> **Required action**
Write out the whole listing, matching it exactly.

::::

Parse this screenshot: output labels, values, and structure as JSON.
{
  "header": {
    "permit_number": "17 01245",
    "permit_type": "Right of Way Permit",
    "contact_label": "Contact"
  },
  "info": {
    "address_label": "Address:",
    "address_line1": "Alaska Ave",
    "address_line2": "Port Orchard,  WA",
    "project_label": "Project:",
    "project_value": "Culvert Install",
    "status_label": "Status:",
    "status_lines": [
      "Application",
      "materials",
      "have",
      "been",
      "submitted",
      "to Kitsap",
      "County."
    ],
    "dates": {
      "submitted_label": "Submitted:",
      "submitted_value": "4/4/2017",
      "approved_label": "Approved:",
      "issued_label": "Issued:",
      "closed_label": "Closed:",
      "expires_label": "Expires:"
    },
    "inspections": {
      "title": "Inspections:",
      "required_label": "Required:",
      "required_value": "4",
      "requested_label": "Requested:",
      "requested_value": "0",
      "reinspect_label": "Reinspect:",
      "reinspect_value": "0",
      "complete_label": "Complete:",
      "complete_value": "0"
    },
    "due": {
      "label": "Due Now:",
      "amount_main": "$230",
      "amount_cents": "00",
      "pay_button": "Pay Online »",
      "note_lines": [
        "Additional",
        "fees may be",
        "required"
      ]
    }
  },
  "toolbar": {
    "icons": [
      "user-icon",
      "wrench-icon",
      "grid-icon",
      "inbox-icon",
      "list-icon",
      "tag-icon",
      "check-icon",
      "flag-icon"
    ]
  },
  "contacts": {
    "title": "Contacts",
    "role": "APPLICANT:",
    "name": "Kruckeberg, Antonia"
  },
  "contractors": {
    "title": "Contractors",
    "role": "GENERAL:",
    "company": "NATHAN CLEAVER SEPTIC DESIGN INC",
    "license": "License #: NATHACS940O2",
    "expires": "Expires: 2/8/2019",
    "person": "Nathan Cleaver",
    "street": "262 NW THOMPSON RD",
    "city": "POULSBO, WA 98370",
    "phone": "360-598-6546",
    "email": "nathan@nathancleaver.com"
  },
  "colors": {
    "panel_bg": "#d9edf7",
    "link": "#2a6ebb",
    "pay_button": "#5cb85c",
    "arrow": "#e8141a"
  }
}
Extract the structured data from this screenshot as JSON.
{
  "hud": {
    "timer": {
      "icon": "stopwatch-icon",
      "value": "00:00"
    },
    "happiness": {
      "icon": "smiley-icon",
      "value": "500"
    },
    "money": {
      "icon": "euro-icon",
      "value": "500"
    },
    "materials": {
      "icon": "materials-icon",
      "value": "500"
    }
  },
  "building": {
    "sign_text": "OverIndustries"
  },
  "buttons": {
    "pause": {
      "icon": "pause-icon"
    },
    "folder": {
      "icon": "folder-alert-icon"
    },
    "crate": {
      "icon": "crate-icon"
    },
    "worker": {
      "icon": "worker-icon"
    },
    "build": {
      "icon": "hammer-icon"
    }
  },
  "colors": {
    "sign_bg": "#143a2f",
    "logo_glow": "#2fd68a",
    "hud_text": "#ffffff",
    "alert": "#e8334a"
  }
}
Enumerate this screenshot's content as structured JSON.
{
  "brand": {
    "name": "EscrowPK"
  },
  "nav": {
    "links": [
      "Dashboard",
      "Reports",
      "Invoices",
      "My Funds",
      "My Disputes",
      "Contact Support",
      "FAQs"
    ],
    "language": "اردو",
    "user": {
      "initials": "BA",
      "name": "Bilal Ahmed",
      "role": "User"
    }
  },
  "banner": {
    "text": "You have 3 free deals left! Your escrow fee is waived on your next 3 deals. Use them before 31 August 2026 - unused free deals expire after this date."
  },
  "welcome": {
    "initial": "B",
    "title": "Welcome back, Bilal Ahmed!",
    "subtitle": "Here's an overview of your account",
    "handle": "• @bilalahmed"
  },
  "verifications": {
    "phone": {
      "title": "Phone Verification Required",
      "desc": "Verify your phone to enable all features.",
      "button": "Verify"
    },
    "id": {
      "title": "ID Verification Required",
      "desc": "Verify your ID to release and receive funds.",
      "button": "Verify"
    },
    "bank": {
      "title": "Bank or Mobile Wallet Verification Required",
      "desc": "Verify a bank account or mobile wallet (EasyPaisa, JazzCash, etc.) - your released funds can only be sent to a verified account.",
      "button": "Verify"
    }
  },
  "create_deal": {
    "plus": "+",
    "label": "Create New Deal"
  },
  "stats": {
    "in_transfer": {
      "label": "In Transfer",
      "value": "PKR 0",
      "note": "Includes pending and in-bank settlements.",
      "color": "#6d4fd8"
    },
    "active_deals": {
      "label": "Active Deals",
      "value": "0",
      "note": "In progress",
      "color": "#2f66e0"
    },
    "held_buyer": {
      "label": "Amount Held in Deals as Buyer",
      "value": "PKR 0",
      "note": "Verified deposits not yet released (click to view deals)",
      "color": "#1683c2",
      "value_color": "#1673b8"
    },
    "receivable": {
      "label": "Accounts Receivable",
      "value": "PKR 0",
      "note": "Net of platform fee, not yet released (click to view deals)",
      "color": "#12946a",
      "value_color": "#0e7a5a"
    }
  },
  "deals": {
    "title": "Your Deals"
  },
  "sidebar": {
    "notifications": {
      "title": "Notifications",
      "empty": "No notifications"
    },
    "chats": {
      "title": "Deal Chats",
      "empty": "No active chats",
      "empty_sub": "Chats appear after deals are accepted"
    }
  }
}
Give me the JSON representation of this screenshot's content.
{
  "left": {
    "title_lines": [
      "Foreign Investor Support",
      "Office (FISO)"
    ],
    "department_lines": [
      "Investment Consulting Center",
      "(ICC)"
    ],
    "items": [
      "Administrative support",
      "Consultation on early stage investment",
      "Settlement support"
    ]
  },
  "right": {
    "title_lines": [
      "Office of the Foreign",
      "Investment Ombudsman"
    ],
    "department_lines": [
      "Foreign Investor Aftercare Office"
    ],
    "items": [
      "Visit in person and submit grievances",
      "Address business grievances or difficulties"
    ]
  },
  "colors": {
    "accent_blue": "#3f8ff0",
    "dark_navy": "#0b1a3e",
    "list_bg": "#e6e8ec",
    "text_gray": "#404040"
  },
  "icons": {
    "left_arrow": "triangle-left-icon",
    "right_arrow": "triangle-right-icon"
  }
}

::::

> **Written reply**
Parse this screenshot: output labels, values, and structure as JSON.
{
  "header": {
    "permit_number": "17 01245",
    "permit_type": "Right of Way Permit",
    "contact_label": "Contact"
  },
  "info": {
    "address_label": "Address:",
    "address_line1": "Alaska Ave",
    "address_line2": "Port Orchard,  WA",
    "project_label": "Project:",
    "project_value": "Culvert Install",
    "status_label": "Status:",
    "status_lines": [
      "Application",
      "materials",
      "have",
      "been",
      "submitted",
      "to Kitsap",
      "County."
    ],
    "dates": {
      "submitted_label": "Submitted:",
      "submitted_value": "4/4/2017",
      "approved_label": "Approved:",
      "issued_label": "Issued:",
      "closed_label": "Closed:",
      "expires_label": "Expires:"
    },
    "inspections": {
      "title": "Inspections:",
      "required_label": "Required:",
      "required_value": "4",
      "requested_label": "Requested:",
      "requested_value": "0",
      "reinspect_label": "Reinspect:",
      "reinspect_value": "0",
      "complete_label": "Complete:",
      "complete_value": "0"
    },
    "due": {
      "label": "Due Now:",
      "amount_main": "$230",
      "amount_cents": "00",
      "pay_button": "Pay Online »",
      "note_lines": [
        "Additional",
        "fees may be",
        "required"
      ]
    }
  },
  "toolbar": {
    "icons": [
      "user-icon",
      "wrench-icon",
      "grid-icon",
      "inbox-icon",
      "list-icon",
      "tag-icon",
      "check-icon",
      "flag-icon"
    ]
  },
  "contacts": {
    "title": "Contacts",
    "role": "APPLICANT:",
    "name": "Kruckeberg, Antonia"
  },
  "contractors": {
    "title": "Contractors",
    "role": "GENERAL:",
    "company": "NATHAN CLEAVER SEPTIC DESIGN INC",
    "license": "License #: NATHACS940O2",
    "expires": "Expires: 2/8/2019",
    "person": "Nathan Cleaver",
    "street": "262 NW THOMPSON RD",
    "city": "POULSBO, WA 98370",
    "phone": "360-598-6546",
    "email": "nathan@nathancleaver.com"
  },
  "colors": {
    "panel_bg": "#d9edf7",
    "link": "#2a6ebb",
    "pay_button": "#5cb85c",
    "arrow": "#e8141a"
  }
}
Extract the structured data from this screenshot as JSON.
{
  "hud": {
    "timer": {
      "icon": "stopwatch-icon",
      "value": "00:00"
    },
    "happiness": {
      "icon": "smiley-icon",
      "value": "500"
    },
    "money": {
      "icon": "euro-icon",
      "value": "500"
    },
    "materials": {
      "icon": "materials-icon",
      "value": "500"
    }
  },
  "building": {
    "sign_text": "OverIndustries"
  },
  "buttons": {
    "pause": {
      "icon": "pause-icon"
    },
    "folder": {
      "icon": "folder-alert-icon"
    },
    "crate": {
      "icon": "crate-icon"
    },
    "worker": {
      "icon": "worker-icon"
    },
    "build": {
      "icon": "hammer-icon"
    }
  },
  "colors": {
    "sign_bg": "#143a2f",
    "logo_glow": "#2fd68a",
    "hud_text": "#ffffff",
    "alert": "#e8334a"
  }
}
Enumerate this screenshot's content as structured JSON.
{
  "brand": {
    "name": "EscrowPK"
  },
  "nav": {
    "links": [
      "Dashboard",
      "Reports",
      "Invoices",
      "My Funds",
      "My Disputes",
      "Contact Support",
      "FAQs"
    ],
    "language": "اردو",
    "user": {
      "initials": "BA",
      "name": "Bilal Ahmed",
      "role": "User"
    }
  },
  "banner": {
    "text": "You have 3 free deals left! Your escrow fee is waived on your next 3 deals. Use them before 31 August 2026 - unused free deals expire after this date."
  },
  "welcome": {
    "initial": "B",
    "title": "Welcome back, Bilal Ahmed!",
    "subtitle": "Here's an overview of your account",
    "handle": "• @bilalahmed"
  },
  "verifications": {
    "phone": {
      "title": "Phone Verification Required",
      "desc": "Verify your phone to enable all features.",
      "button": "Verify"
    },
    "id": {
      "title": "ID Verification Required",
      "desc": "Verify your ID to release and receive funds.",
      "button": "Verify"
    },
    "bank": {
      "title": "Bank or Mobile Wallet Verification Required",
      "desc": "Verify a bank account or mobile wallet (EasyPaisa, JazzCash, etc.) - your released funds can only be sent to a verified account.",
      "button": "Verify"
    }
  },
  "create_deal": {
    "plus": "+",
    "label": "Create New Deal"
  },
  "stats": {
    "in_transfer": {
      "label": "In Transfer",
      "value": "PKR 0",
      "note": "Includes pending and in-bank settlements.",
      "color": "#6d4fd8"
    },
    "active_deals": {
      "label": "Active Deals",
      "value": "0",
      "note": "In progress",
      "color": "#2f66e0"
    },
    "held_buyer": {
      "label": "Amount Held in Deals as Buyer",
      "value": "PKR 0",
      "note": "Verified deposits not yet released (click to view deals)",
      "color": "#1683c2",
      "value_color": "#1673b8"
    },
    "receivable": {
      "label": "Accounts Receivable",
      "value": "PKR 0",
      "note": "Net of platform fee, not yet released (click to view deals)",
      "color": "#12946a",
      "value_color": "#0e7a5a"
    }
  },
  "deals": {
    "title": "Your Deals"
  },
  "sidebar": {
    "notifications": {
      "title": "Notifications",
      "empty": "No notifications"
    },
    "chats": {
      "title": "Deal Chats",
      "empty": "No active chats",
      "empty_sub": "Chats appear after deals are accepted"
    }
  }
}
Give me the JSON representation of this screenshot's content.
{
  "left": {
    "title_lines": [
      "Foreign Investor Support",
      "Office (FISO)"
    ],
    "department_lines": [
      "Investment Consulting Center",
      "(ICC)"
    ],
    "items": [
      "Administrative support",
      "Consultation on early stage investment",
      "Settlement support"
    ]
  },
  "right": {
    "title_lines": [
      "Office of the Foreign",
      "Investment Ombudsman"
    ],
    "department_lines": [
      "Foreign Investor Aftercare Office"
    ],
    "items": [
      "Visit in person and submit grievances",
      "Address business grievances or difficulties"
    ]
  },
  "colors": {
    "accent_blue": "#3f8ff0",
    "dark_navy": "#0b1a3e",
    "list_bg": "#e6e8ec",
    "text_gray": "#404040"
  },
  "icons": {
    "left_arrow": "triangle-left-icon",
    "right_arrow": "triangle-right-icon"
  }
}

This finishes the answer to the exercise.